The warm welcome for Mr Netanyahu's promises to continue the peace process is in part a tribute to his success in systematically lowering expectations among his Arab neighbours about what to expect from Israel. It also stems from Mr Mubarak's need to balance between the United States and the Arab world. The Egyptian leader goes to Washington at the end of the month.
Mr Mubarak said: "The two sides should proceed to negotiate the final status of the West Bank and Gaza - the sooner the better. Together with that, negotiations must resume on the Syrian and Lebanese tracks without delay." But since Mr Netanyahu has refused any compromise on Palestinian statehood, Israeli settlements, Jerusalem or withdrawal from the Golan, such negotiations are unlikely to have much substance.
The cordial tone of the discussions in Cairo are in contrast to the insults hurled at Mr Netanyahu by the Egyptian opposition press which, in a clumsy play on the Arabic pronunciation of his name, described him as "a dirty smell".
The Israeli leader said nothing new about the withdrawal of Israeli forces from most of the Palestinian city of Hebron, though this is expected over the next month. Under the terms of an agreement signed last year Israeli troops will keep control of one-fifth of Hebron where 400-500 Jewish settlers live surrounded by 120,000 Palestinians.
There are signs on the West Bank that Israel is continuing its redeployment. Just west of Nablus, an Israeli checkpoint at a vital crossroads has been removed. The army brigade in charge of the Nablus area is to be disbanded, Israeli radio said yesterday. This thinning out of troops is probably because of the completion of bypass roads linking Israeli settlements to Israel.
In Washington and in Cairo Mr Netanyahu refused to say that he would not build more settlements.

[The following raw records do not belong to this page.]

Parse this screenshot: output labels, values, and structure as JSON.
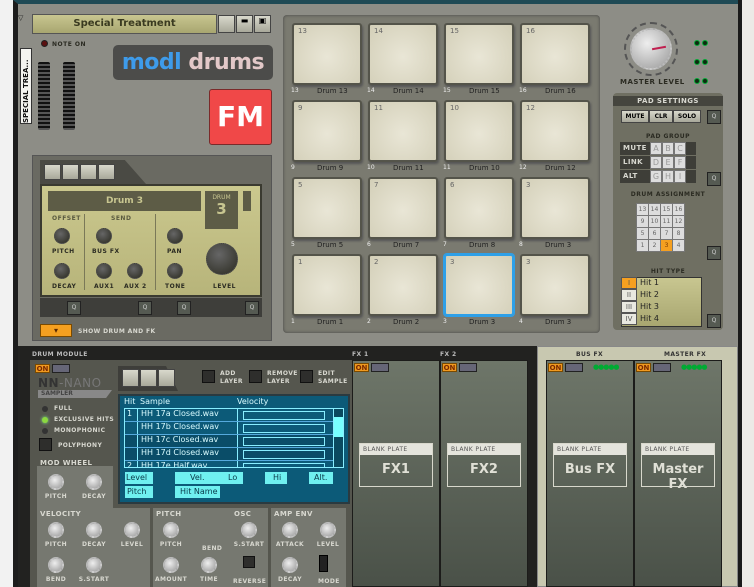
{
  "preset": {
    "name": "Special Treatment",
    "device_label": "SPECIAL TREA...",
    "note_on": "NOTE ON"
  },
  "logo": {
    "modl": "modl",
    "drums": "drums",
    "badge": "FM"
  },
  "drum_panel": {
    "name": "Drum 3",
    "drum_label": "DRUM",
    "drum_number": "3",
    "offset": "OFFSET",
    "send": "SEND",
    "knobs": {
      "pitch": "PITCH",
      "decay": "DECAY",
      "bus_fx": "BUS FX",
      "aux1": "AUX1",
      "aux2": "AUX 2",
      "pan": "PAN",
      "tone": "TONE",
      "level": "LEVEL"
    },
    "show_label": "SHOW DRUM AND FK",
    "q": "Q"
  },
  "pads": [
    {
      "num": "13",
      "idx": "13",
      "name": "Drum 13"
    },
    {
      "num": "14",
      "idx": "14",
      "name": "Drum 14"
    },
    {
      "num": "15",
      "idx": "15",
      "name": "Drum 15"
    },
    {
      "num": "16",
      "idx": "16",
      "name": "Drum 16"
    },
    {
      "num": "9",
      "idx": "9",
      "name": "Drum 9"
    },
    {
      "num": "11",
      "idx": "10",
      "name": "Drum 11"
    },
    {
      "num": "10",
      "idx": "11",
      "name": "Drum 10"
    },
    {
      "num": "12",
      "idx": "12",
      "name": "Drum 12"
    },
    {
      "num": "5",
      "idx": "5",
      "name": "Drum 5"
    },
    {
      "num": "7",
      "idx": "6",
      "name": "Drum 7"
    },
    {
      "num": "6",
      "idx": "7",
      "name": "Drum 8"
    },
    {
      "num": "3",
      "idx": "8",
      "name": "Drum 3"
    },
    {
      "num": "1",
      "idx": "1",
      "name": "Drum 1"
    },
    {
      "num": "2",
      "idx": "2",
      "name": "Drum 2"
    },
    {
      "num": "3",
      "idx": "3",
      "name": "Drum 3"
    },
    {
      "num": "3",
      "idx": "4",
      "name": "Drum 3"
    }
  ],
  "selected_pad": "3",
  "master": {
    "label": "MASTER LEVEL"
  },
  "pad_settings": {
    "title": "PAD SETTINGS",
    "mute": "MUTE",
    "clr": "CLR",
    "solo": "SOLO",
    "pad_group": "PAD GROUP",
    "rows": [
      {
        "label": "MUTE",
        "keys": [
          "A",
          "B",
          "C"
        ]
      },
      {
        "label": "LINK",
        "keys": [
          "D",
          "E",
          "F"
        ]
      },
      {
        "label": "ALT",
        "keys": [
          "G",
          "H",
          "I"
        ]
      }
    ],
    "drum_assignment": "DRUM ASSIGNMENT",
    "assign": [
      [
        "13",
        "14",
        "15",
        "16"
      ],
      [
        "9",
        "10",
        "11",
        "12"
      ],
      [
        "5",
        "6",
        "7",
        "8"
      ],
      [
        "1",
        "2",
        "3",
        "4"
      ]
    ],
    "assign_selected": "3",
    "hit_type": "HIT TYPE",
    "hits": [
      {
        "num": "I",
        "name": "Hit 1"
      },
      {
        "num": "II",
        "name": "Hit 2"
      },
      {
        "num": "III",
        "name": "Hit 3"
      },
      {
        "num": "IV",
        "name": "Hit 4"
      }
    ]
  },
  "module": {
    "title": "DRUM MODULE",
    "on": "ON",
    "name1": "NN",
    "name2": "-NANO",
    "sub": "SAMPLER",
    "add_layer": [
      "ADD",
      "LAYER"
    ],
    "remove_layer": [
      "REMOVE",
      "LAYER"
    ],
    "edit_sample": [
      "EDIT",
      "SAMPLE"
    ],
    "modes": [
      "FULL",
      "EXCLUSIVE HITS",
      "MONOPHONIC"
    ],
    "polyphony": "POLYPHONY",
    "table": {
      "headers": [
        "Hit",
        "Sample",
        "Velocity"
      ],
      "rows": [
        {
          "hit": "1",
          "sample": "HH 17a Closed.wav"
        },
        {
          "hit": "",
          "sample": "HH 17b Closed.wav"
        },
        {
          "hit": "",
          "sample": "HH 17c Closed.wav"
        },
        {
          "hit": "",
          "sample": "HH 17d Closed.wav"
        },
        {
          "hit": "2",
          "sample": "HH 17e Half.wav"
        }
      ],
      "level": "Level",
      "vel": "Vel.",
      "lo": "Lo",
      "hi": "Hi",
      "alt": "Alt.",
      "pitch": "Pitch",
      "hit_name": "Hit Name"
    },
    "mod_wheel": {
      "title": "MOD WHEEL",
      "pitch": "PITCH",
      "decay": "DECAY"
    },
    "velocity": {
      "title": "VELOCITY",
      "pitch": "PITCH",
      "decay": "DECAY",
      "level": "LEVEL",
      "bend": "BEND",
      "s_start": "S.START"
    },
    "pitch": {
      "title": "PITCH",
      "pitch": "PITCH",
      "bend": "BEND",
      "amount": "AMOUNT",
      "time": "TIME"
    },
    "osc": {
      "title": "OSC",
      "s_start": "S.START",
      "reverse": "REVERSE"
    },
    "amp_env": {
      "title": "AMP ENV",
      "attack": "ATTACK",
      "level": "LEVEL",
      "decay": "DECAY",
      "mode": "MODE"
    }
  },
  "fx": [
    {
      "title": "FX 1",
      "on": "ON",
      "plate": "BLANK PLATE",
      "name": "FX1"
    },
    {
      "title": "FX 2",
      "on": "ON",
      "plate": "BLANK PLATE",
      "name": "FX2"
    },
    {
      "title": "BUS FX",
      "on": "ON",
      "plate": "BLANK PLATE",
      "name": "Bus FX"
    },
    {
      "title": "MASTER FX",
      "on": "ON",
      "plate": "BLANK PLATE",
      "name": "Master FX"
    }
  ]
}
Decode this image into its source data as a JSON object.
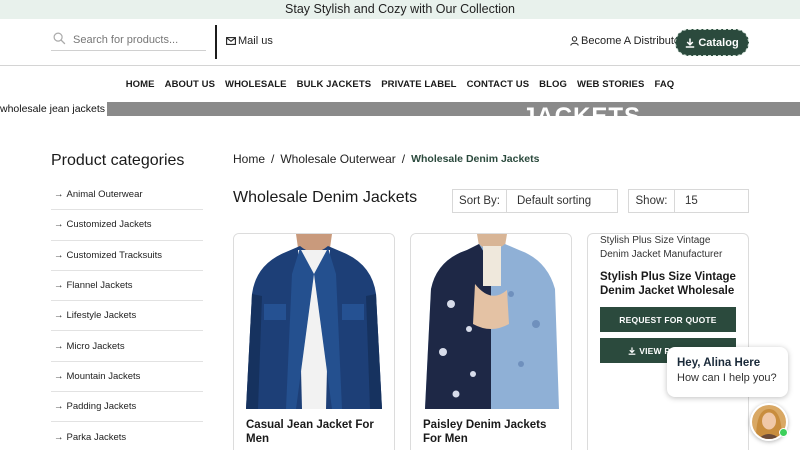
{
  "topbar": {
    "text": "Stay Stylish and Cozy with Our Collection"
  },
  "header": {
    "search_placeholder": "Search for products...",
    "mail_label": "Mail us",
    "distributor_label": "Become A Distributor",
    "catalog_label": "Catalog"
  },
  "nav": {
    "items": [
      "HOME",
      "ABOUT US",
      "WHOLESALE",
      "BULK JACKETS",
      "PRIVATE LABEL",
      "CONTACT US",
      "BLOG",
      "WEB STORIES",
      "FAQ"
    ]
  },
  "hero": {
    "alt_text": "wholesale jean jackets",
    "big_text": "JACKETS"
  },
  "sidebar": {
    "title": "Product categories",
    "categories": [
      "Animal Outerwear",
      "Customized Jackets",
      "Customized Tracksuits",
      "Flannel Jackets",
      "Lifestyle Jackets",
      "Micro Jackets",
      "Mountain Jackets",
      "Padding Jackets",
      "Parka Jackets"
    ]
  },
  "breadcrumb": {
    "home": "Home",
    "parent": "Wholesale Outerwear",
    "current": "Wholesale Denim Jackets",
    "separator": "/"
  },
  "main": {
    "title": "Wholesale Denim Jackets",
    "sort_label": "Sort By:",
    "sort_value": "Default sorting",
    "show_label": "Show:",
    "show_value": "15"
  },
  "products": [
    {
      "name": "Casual Jean Jacket For Men"
    },
    {
      "name": "Paisley Denim Jackets For Men"
    },
    {
      "subtitle": "Stylish Plus Size Vintage Denim Jacket Manufacturer",
      "name": "Stylish Plus Size Vintage Denim Jacket Wholesale",
      "quote_button": "REQUEST FOR QUOTE",
      "view_button": "VIEW PRODUCT"
    }
  ],
  "chat": {
    "greeting": "Hey, Alina Here",
    "prompt": "How can I help you?"
  },
  "colors": {
    "brand_green": "#2b4a3d",
    "topbar_bg": "#e8f1ec",
    "online": "#3ccf5a"
  }
}
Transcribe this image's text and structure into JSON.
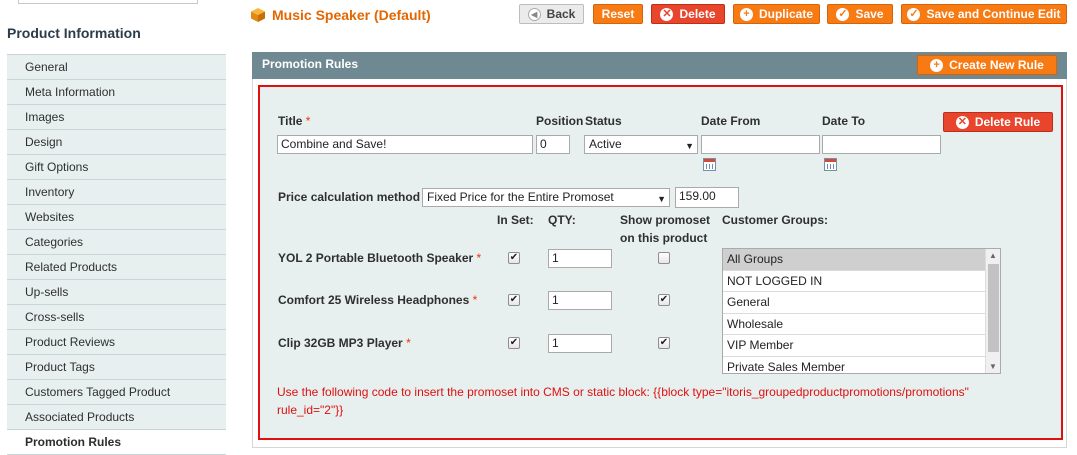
{
  "sidebar": {
    "title": "Product Information",
    "items": [
      {
        "label": "General"
      },
      {
        "label": "Meta Information"
      },
      {
        "label": "Images"
      },
      {
        "label": "Design"
      },
      {
        "label": "Gift Options"
      },
      {
        "label": "Inventory"
      },
      {
        "label": "Websites"
      },
      {
        "label": "Categories"
      },
      {
        "label": "Related Products"
      },
      {
        "label": "Up-sells"
      },
      {
        "label": "Cross-sells"
      },
      {
        "label": "Product Reviews"
      },
      {
        "label": "Product Tags"
      },
      {
        "label": "Customers Tagged Product"
      },
      {
        "label": "Associated Products"
      },
      {
        "label": "Promotion Rules"
      }
    ],
    "active": "Promotion Rules"
  },
  "header": {
    "title": "Music Speaker (Default)",
    "buttons": {
      "back": "Back",
      "reset": "Reset",
      "delete": "Delete",
      "duplicate": "Duplicate",
      "save": "Save",
      "save_continue": "Save and Continue Edit"
    }
  },
  "panel": {
    "title": "Promotion Rules",
    "create_button": "Create New Rule"
  },
  "rule": {
    "labels": {
      "title": "Title",
      "position": "Position",
      "status": "Status",
      "date_from": "Date From",
      "date_to": "Date To",
      "price_method": "Price calculation method",
      "in_set": "In Set:",
      "qty": "QTY:",
      "show_promoset_1": "Show promoset",
      "show_promoset_2": "on this product",
      "customer_groups": "Customer Groups:"
    },
    "required_mark": "*",
    "delete_button": "Delete Rule",
    "title_value": "Combine and Save!",
    "position_value": "0",
    "status_value": "Active",
    "date_from_value": "",
    "date_to_value": "",
    "price_method_value": "Fixed Price for the Entire Promoset",
    "price_value": "159.00",
    "products": [
      {
        "name": "YOL 2 Portable Bluetooth Speaker",
        "in_set": true,
        "qty": "1",
        "show": false
      },
      {
        "name": "Comfort 25 Wireless Headphones",
        "in_set": true,
        "qty": "1",
        "show": true
      },
      {
        "name": "Clip 32GB MP3 Player",
        "in_set": true,
        "qty": "1",
        "show": true
      }
    ],
    "customer_groups": [
      "All Groups",
      "NOT LOGGED IN",
      "General",
      "Wholesale",
      "VIP Member",
      "Private Sales Member"
    ],
    "selected_group": "All Groups",
    "note_line1": "Use the following code to insert the promoset into CMS or static block: {{block type=\"itoris_groupedproductpromotions/promotions\"",
    "note_line2": "rule_id=\"2\"}}"
  },
  "colors": {
    "accent": "#f77a13",
    "delete": "#e9442c",
    "panel_header": "#6f8992",
    "highlight_border": "#e01010",
    "title": "#e26703"
  }
}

Settlers themselves have spoken about doubling their numbers in the next four years to 300,000. In practice, Mr Netanyahu will probably be satisfied with more settlements in and around Jerusalem and close to the green line which divides the city.
Saeb Erekat, a senior Palestinian official, said however that "another settlement here or there will not promote Israel's security. Yet such settlements create a negative impression with Palestinians, comparable to the feeling in Israel that follows from a bus explosion". Saying that the Palestine Authority had done everything it could against Palestinian guerrilla organisations, Mr Erekat added: "Israel must understand that the Palestinians have not disappeared, and will not disappear. They exist."